By Lexus Yamashiro | Staff Writer
For 25-year-old Joseph Zayac, he would seem like any other freshman attending KCC wanting to get his/her Liberal Arts degree to receive a solid foundation in education with some knowledge in various core subjects such as English and Mathematics. However, what many may not know about Zayac is that he attends KCC as a veteran of the Marine Corps, while playing music and dancing professionally on the side.
Originally from Aurora, Colo., Zayac (zei·ack) attended Eaglecrest High School with the dream of becoming a soldier in the U.S. Navy. However, his plans changed after he became friends with a few classmates who wanted to enlist in the Marine Corps. Zayac enlisted in 2008 in Denver and shortly after was stationed to Hawaiʻi, where he has now been living for about seven years.
Zayac recalled that while being a freshman in high school, he was a big fan of the military service and chose to enlist to become proud for what he would be doing for his country. After finishing his contract of eight years in the service as a radio operator and serving two combat campaigns in Afghanistan, Zayac left the 1st Battalion 3rd Marines Infantry Unit as a Sergeant (E5).
“After 2011’s combat deployment I looked at life differently,” Zayac said. “I looked at [life] with a positive attitude; everyday’s a day that I probably couldn’t have had the chance to live if I didn’t make it back alive.”
During this time period, Zayac sustained injuries to his right leg after a local Pashtun struck him with a rebar wire during the war. Instead of turning to a doctor for therapy, he took a different course of action by doing physical and mental therapy through dancing. Zayac first learned to dance through Hawai‘i Jitterbugs, a nonprofit organization located in Honolulu. Eventually, Zayac moved on to teach Lindy Hop and jitterbug dancing styles at the Ongking Art Center in Chinatown.

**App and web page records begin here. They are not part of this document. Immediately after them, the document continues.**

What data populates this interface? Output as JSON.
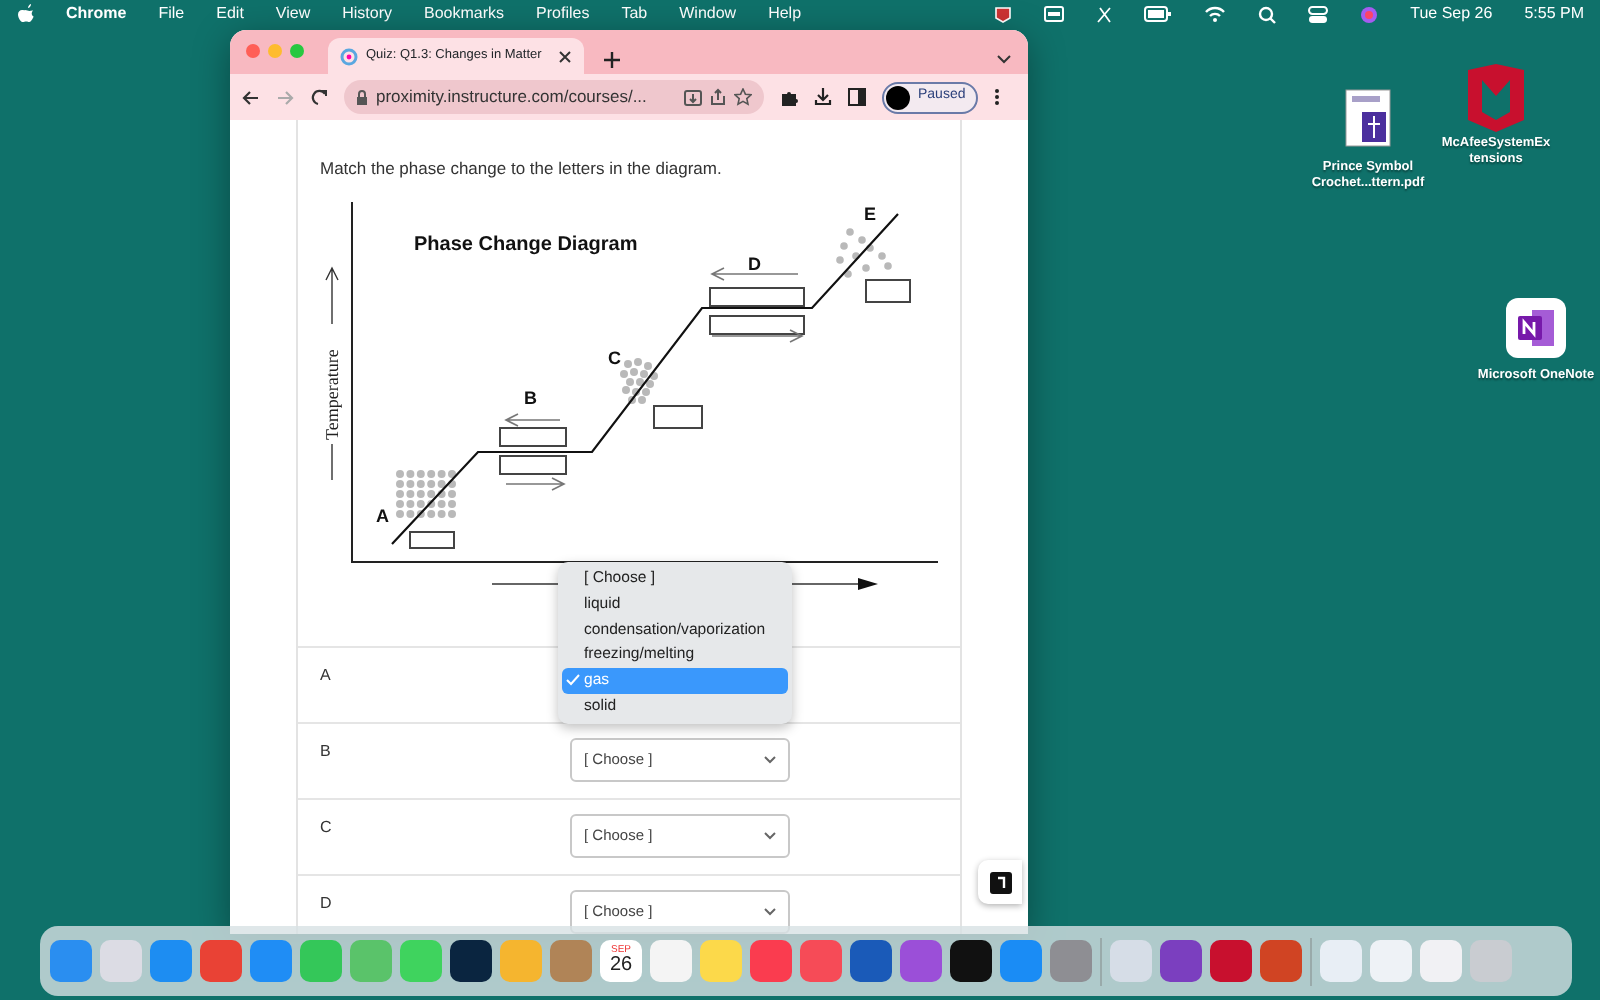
{
  "menubar": {
    "app": "Chrome",
    "items": [
      "File",
      "Edit",
      "View",
      "History",
      "Bookmarks",
      "Profiles",
      "Tab",
      "Window",
      "Help"
    ],
    "date": "Tue Sep 26",
    "time": "5:55 PM"
  },
  "browser": {
    "tab_title": "Quiz: Q1.3: Changes in Matter",
    "url": "proximity.instructure.com/courses/...",
    "profile_status": "Paused"
  },
  "question": "Match the phase change to the letters in the diagram.",
  "diagram": {
    "title": "Phase Change Diagram",
    "axis_label": "Temperature",
    "points": [
      {
        "label": "A",
        "kind": "solid"
      },
      {
        "label": "B",
        "kind": "plateau"
      },
      {
        "label": "C",
        "kind": "liquid"
      },
      {
        "label": "D",
        "kind": "plateau"
      },
      {
        "label": "E",
        "kind": "gas"
      }
    ]
  },
  "rows": [
    {
      "label": "A",
      "kind": "open",
      "options": [
        {
          "label": "[ Choose ]",
          "selected": false
        },
        {
          "label": "liquid",
          "selected": false
        },
        {
          "label": "condensation/vaporization",
          "selected": false
        },
        {
          "label": "freezing/melting",
          "selected": false
        },
        {
          "label": "gas",
          "selected": true
        },
        {
          "label": "solid",
          "selected": false
        }
      ]
    },
    {
      "label": "B",
      "kind": "closed",
      "value": "[ Choose ]"
    },
    {
      "label": "C",
      "kind": "closed",
      "value": "[ Choose ]"
    },
    {
      "label": "D",
      "kind": "closed",
      "value": "[ Choose ]"
    }
  ],
  "desktop_icons": [
    {
      "label": "Prince Symbol Crochet...ttern.pdf",
      "kind": "pdf"
    },
    {
      "label": "McAfeeSystemExtensions",
      "kind": "shield"
    },
    {
      "label": "Microsoft OneNote",
      "kind": "onenote"
    }
  ],
  "dock": [
    {
      "kind": "app",
      "color": "#2a8ef0"
    },
    {
      "kind": "app",
      "color": "#dcdce4"
    },
    {
      "kind": "app",
      "color": "#1d8df2"
    },
    {
      "kind": "app",
      "color": "#e94235"
    },
    {
      "kind": "app",
      "color": "#1f8df5"
    },
    {
      "kind": "app",
      "color": "#34c759"
    },
    {
      "kind": "app",
      "color": "#5ac36a"
    },
    {
      "kind": "app",
      "color": "#3fd35e"
    },
    {
      "kind": "app",
      "color": "#0a2540"
    },
    {
      "kind": "app",
      "color": "#f5b52f"
    },
    {
      "kind": "app",
      "color": "#b08457"
    },
    {
      "kind": "calendar",
      "month": "SEP",
      "day": "26"
    },
    {
      "kind": "app",
      "color": "#f4f4f4"
    },
    {
      "kind": "app",
      "color": "#fcd94a"
    },
    {
      "kind": "app",
      "color": "#fa3c4f"
    },
    {
      "kind": "app",
      "color": "#f64b57"
    },
    {
      "kind": "app",
      "color": "#1a5ab8"
    },
    {
      "kind": "app",
      "color": "#9b4fd8"
    },
    {
      "kind": "app",
      "color": "#111111"
    },
    {
      "kind": "app",
      "color": "#1a8cf5"
    },
    {
      "kind": "app",
      "color": "#8e8e93"
    },
    {
      "kind": "separator"
    },
    {
      "kind": "app",
      "color": "#d6dde7"
    },
    {
      "kind": "app",
      "color": "#7b3fbf"
    },
    {
      "kind": "app",
      "color": "#c8102e"
    },
    {
      "kind": "app",
      "color": "#d04423"
    },
    {
      "kind": "separator"
    },
    {
      "kind": "app",
      "color": "#e8eef5"
    },
    {
      "kind": "app",
      "color": "#eef2f6"
    },
    {
      "kind": "app",
      "color": "#f1f1f4"
    },
    {
      "kind": "app",
      "color": "#c9ccd1"
    }
  ]
}
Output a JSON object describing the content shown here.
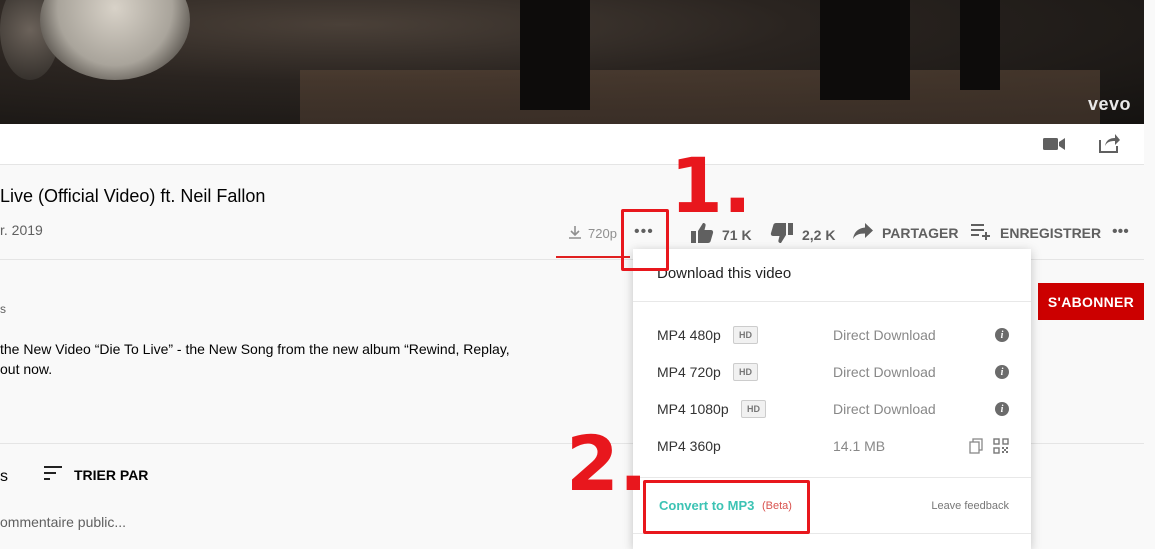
{
  "video": {
    "watermark": "vevo"
  },
  "player_controls": {
    "camera_icon": "video-camera-icon",
    "share_icon": "share-out-icon"
  },
  "video_info": {
    "title": "Live (Official Video) ft. Neil Fallon",
    "date": "r. 2019"
  },
  "actions": {
    "download_quality": "720p",
    "more": "•••",
    "likes": "71 K",
    "dislikes": "2,2 K",
    "share_label": "PARTAGER",
    "save_label": "ENREGISTRER",
    "more2": "•••"
  },
  "channel": {
    "subs_partial": "s",
    "subscribe_label": "S'ABONNER"
  },
  "description": {
    "line1": "the New Video “Die To Live” - the New Song from the new album “Rewind, Replay,",
    "line2": "out now."
  },
  "comments": {
    "count_partial": "s",
    "sort_label": "TRIER PAR",
    "input_placeholder": "ommentaire public..."
  },
  "download_panel": {
    "header": "Download this video",
    "rows": [
      {
        "format": "MP4 480p",
        "badge": "HD",
        "action": "Direct Download"
      },
      {
        "format": "MP4 720p",
        "badge": "HD",
        "action": "Direct Download"
      },
      {
        "format": "MP4 1080p",
        "badge": "HD",
        "action": "Direct Download"
      },
      {
        "format": "MP4 360p",
        "badge": "",
        "action": "14.1 MB"
      }
    ],
    "convert_label": "Convert to MP3",
    "beta_label": "(Beta)",
    "feedback_label": "Leave feedback"
  },
  "annotations": {
    "step1": "1.",
    "step2": "2."
  },
  "colors": {
    "annotation_red": "#e8171d",
    "subscribe_red": "#cc0000",
    "mp3_teal": "#3cc3b4"
  }
}
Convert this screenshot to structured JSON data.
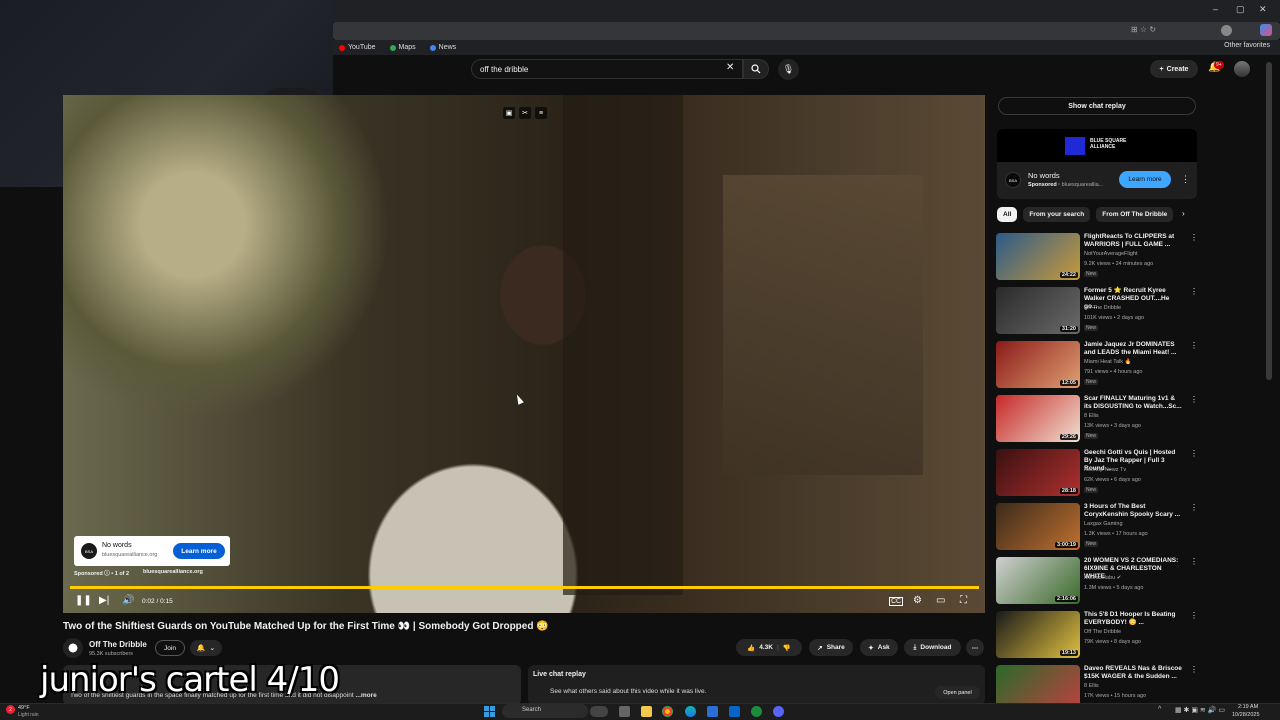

Some performances that Zayac highlighted was when he danced in a 1940s Swing Ball in Colorado and performed live in the “Nutcracker” that showed at the Neal Blaisdell Concert Hall in 2016. Zayac also mentioned that he competed more than he performed live, recognizing that back in 2013 he placed fifth in the National Jitterbug Championship that was held in Los Angeles.
“The thing I enjoy most about dancing is the fact that you can go anywhere in the world … to any dance, any ballroom,” Zayac said. “… If you ask somebody to dance and they know the same style of dance [as you], you can — without knowing their language — have communication with them and build friendships so easily.”
Being that Zayac is a jazz enthusiast, he eventually explored some of Oʻahu’s jazz clubs and soon stumbled upon a place in Chinatown called The Dragon Upstairs in 2012. He discovered the jazz group Gypsy 808, who played in this jazz club every Thursday. Zayac slowly got close with the members, remembering how he became dance partners with the lead guitar player’s sister, Kim, who was interested in learning to dance.
Eventually, the rhythm player of Gypsy 808 moved to Spain to play professionally there, leaving an opening position for a new musician. Zayac jumped at the opportunity and officially became the group’s new rhythm player in April 2015. Some may be familiar with the group after it performed at KCCAFA’s “friend-raiser” in October 2016. For those who are interested, Gypsy 808 commonly performs at Medici’s in Mānoa, The Dragon Upstairs in Chinatown, and Jazz Minds in Honolulu.
“As a musician, I appreciate everything: the rhythms, the intricate sounds that any type of musician can make, [and] their creative thoughts,” Zayac said. “Their ability to improv over chord progressions … they can really make that standard [tune] their own; it can be really different.”
While Zayac isn’t in school, dancing, or playing music, he is found doing his favorite hobbies that include yacht racing, flying single engine planes, scuba diving, and exercising. He is also working full-time as an assistant for a doctor who is developing a new generation of medical devices.
“Everything these [doctors] do and have done is built on education,” Zayac said. “It became obvious to me that education is the path to everything I want in life.”